FCC: Carriage-Complaint Process Needs Change


Washington — If the Federal Communications Commission’s
chairman gets his way, the agency will set up a
regime for granting interim carriage during the adjudication
of cable-network program-
carriage complaints,
and set deadlines for dealing
with those matters.

Such a mechanism currently
does not exist, and it can take
years for complaints to grind
through the regulatory sausage-
making process.

The FCC is getting busy on
the program-carriage front,
with chairman Julius Genachowski
having circulated —
and voted to approve — two
items, including proposed
changes to the program-carriage
complaint process. He
also denied cable network
Wealth TV’s longstanding
program-access complaint
against four operators.

The activity follows the
FCC’s note in the Comcast-
NBCUniversal mergerapproval
order that said the
cable giant needed to review
its program-carriage rules,
with the vehicle being an open
notice of proposed rulemaking dating back to 2007.


According to sources close to three of the four commissioners
still voting on items — Meredith Attwell Baker is
effectively, though not officially, gone — Genachowski
has voted to approve a combination order and Notice of
Proposed Rulemaking, with the order portion containing
a framework and legal analysis for imposing temporary
standstills on existing contracts while program-carriage
complaints are pending.

The order covers specific circumstances, too. How about
a channel that is complaining it couldn’t get a contract in
the first place citing, say, discrimination according to affiliation? If the complaint were upheld, there would be
some form of “true up” payment for what the cable operator
would have been paying if it had agreed to carry the

At press time, it was unclear whether that standstill regime
would remain in the order or be moved to the NPRM
portion, according to one source familiar with the FCC
discussions about the item. That is because there some
had complained that standstills had not been teed up in
the 2007 NPRM.

The order also clarifies the elements that a complaining
party would have to offer up to make a prima facie case for
a violation. For instance, it lays out what it considers an apples-
to-oranges comparison of channels unlikely to prevail
as discrimination according to affiliation, citing the example
of a music channel targeting young people complaining
that it is not carried, while a music channel owned by the
distributor, but targeting an older demo, is carried.

The order also imposes “some” deadlines for decisions
on the Media Bureau and administrative law judges.

The FCC’s goal is not only to speed the complaint process,
but to discourage complaints unlikely to prevail by
giving better guidance on what is unlikely to fly.

The second item being circulated is arguably an example
of why the first item’s deadlines are needed. It is the
denial of a complaint by Wealth TV against Comcast, Cox
Communications, Time Warner Cable and Bright House
Networks, a complaint that has been in the pipeline for

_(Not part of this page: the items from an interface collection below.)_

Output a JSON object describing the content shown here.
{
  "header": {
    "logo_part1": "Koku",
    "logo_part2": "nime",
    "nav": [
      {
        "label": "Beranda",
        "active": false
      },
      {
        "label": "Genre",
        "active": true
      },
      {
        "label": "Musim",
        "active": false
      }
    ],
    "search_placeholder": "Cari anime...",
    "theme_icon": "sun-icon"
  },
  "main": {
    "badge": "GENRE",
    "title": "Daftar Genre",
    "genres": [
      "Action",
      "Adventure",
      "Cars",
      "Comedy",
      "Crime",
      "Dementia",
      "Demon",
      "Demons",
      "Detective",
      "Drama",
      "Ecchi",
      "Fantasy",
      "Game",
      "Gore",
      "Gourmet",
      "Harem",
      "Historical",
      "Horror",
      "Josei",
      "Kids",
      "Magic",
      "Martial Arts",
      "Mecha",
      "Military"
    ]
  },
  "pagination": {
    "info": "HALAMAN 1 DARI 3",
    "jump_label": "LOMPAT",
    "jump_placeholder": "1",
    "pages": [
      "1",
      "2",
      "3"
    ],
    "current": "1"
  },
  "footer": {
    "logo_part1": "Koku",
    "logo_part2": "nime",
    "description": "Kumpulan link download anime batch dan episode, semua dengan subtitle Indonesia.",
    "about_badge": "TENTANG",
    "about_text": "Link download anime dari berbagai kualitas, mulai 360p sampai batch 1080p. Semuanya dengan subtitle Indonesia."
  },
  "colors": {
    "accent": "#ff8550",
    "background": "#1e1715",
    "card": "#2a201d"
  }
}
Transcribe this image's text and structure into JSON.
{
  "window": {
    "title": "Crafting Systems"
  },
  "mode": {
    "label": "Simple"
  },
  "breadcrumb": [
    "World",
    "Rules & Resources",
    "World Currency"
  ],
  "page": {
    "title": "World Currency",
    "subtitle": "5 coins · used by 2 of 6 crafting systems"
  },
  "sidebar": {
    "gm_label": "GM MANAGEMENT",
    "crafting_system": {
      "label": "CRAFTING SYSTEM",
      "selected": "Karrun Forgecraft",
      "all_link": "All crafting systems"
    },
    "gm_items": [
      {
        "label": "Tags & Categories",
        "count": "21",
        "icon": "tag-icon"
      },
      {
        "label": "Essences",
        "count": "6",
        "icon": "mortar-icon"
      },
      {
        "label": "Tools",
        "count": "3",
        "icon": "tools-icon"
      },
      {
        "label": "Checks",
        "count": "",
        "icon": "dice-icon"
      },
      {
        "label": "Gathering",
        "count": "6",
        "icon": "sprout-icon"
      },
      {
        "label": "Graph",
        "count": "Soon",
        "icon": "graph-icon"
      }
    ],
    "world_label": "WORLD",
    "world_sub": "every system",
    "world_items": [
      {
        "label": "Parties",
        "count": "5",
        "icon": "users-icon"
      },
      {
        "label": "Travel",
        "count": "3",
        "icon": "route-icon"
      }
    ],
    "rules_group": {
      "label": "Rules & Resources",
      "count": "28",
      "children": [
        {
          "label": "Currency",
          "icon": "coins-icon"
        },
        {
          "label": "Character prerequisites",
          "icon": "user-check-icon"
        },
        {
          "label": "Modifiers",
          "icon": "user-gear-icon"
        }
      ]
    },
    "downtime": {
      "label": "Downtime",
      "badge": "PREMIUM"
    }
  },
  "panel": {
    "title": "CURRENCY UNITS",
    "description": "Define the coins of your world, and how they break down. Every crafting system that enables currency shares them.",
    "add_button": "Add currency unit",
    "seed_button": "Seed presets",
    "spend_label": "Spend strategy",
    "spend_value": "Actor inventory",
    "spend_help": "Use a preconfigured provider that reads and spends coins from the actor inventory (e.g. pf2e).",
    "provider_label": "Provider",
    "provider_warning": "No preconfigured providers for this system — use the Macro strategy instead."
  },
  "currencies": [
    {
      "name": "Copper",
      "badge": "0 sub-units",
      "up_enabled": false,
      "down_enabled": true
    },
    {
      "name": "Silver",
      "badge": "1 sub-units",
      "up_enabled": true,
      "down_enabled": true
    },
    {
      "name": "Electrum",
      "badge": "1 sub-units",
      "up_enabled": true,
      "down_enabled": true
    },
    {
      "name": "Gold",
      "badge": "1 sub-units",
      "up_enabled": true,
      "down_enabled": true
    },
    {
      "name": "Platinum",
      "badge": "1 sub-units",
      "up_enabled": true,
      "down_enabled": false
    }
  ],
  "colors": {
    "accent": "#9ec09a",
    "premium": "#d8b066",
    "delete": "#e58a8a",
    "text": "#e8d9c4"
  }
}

In October 2009, administrative law judge Richard
Sippel concluded that Wealth TV parent Herring Broadcasting
had failed to prove that “any of the defendants
engaged in discrimination in the selection, terms or
conditions of carriage on the basis of WealthTV’s nonaffiliation.”

FCC rules prevent a
multichannel video provider
“from engaging
in conduct the effect of
which is to unreasonably
restrain the ability
of an unaffiliated videoprogramming
vendor to
compete fairly by discriminating
in video programming
distribution on
the basis of affiliation or
non-affiliation.” Herring
had the burden of proving
discrimination based
on affiliation and unreasonable
restraint of competition.
The judge said it
proved neither case, and
the FCC chairman apparently


The Wealth TV matter
was the last unresolved
complaint of a collection
of three of them that went
to the ALJ hearing phase in the late 1990s under Sippel’s
watchful eye.

The three complaints were filed by programmers MASN,
NFL Network and Wealth TV, for allegedly discriminating
against those programmers’ channels in favor of their
own, owned content. The complaints were filed against
Comcast in the cases of NFL and MASN, and Comcast,
Cox, Time Warner Cable and Bright House in the case of
Wealth TV.

The NFL and MASN complaints were settled before Sippel
rendered his decision, so Wealth’s matter was the only
one left that had gone back to the full commission for a

Wealth TV has asked for oral argument before the FCC
to plead its case, according to network CEO Robert Herring.

Neither of the items has been slated for the June public
meeting, so they could be teed up for the July meeting, or
voting could occur on circulation before that.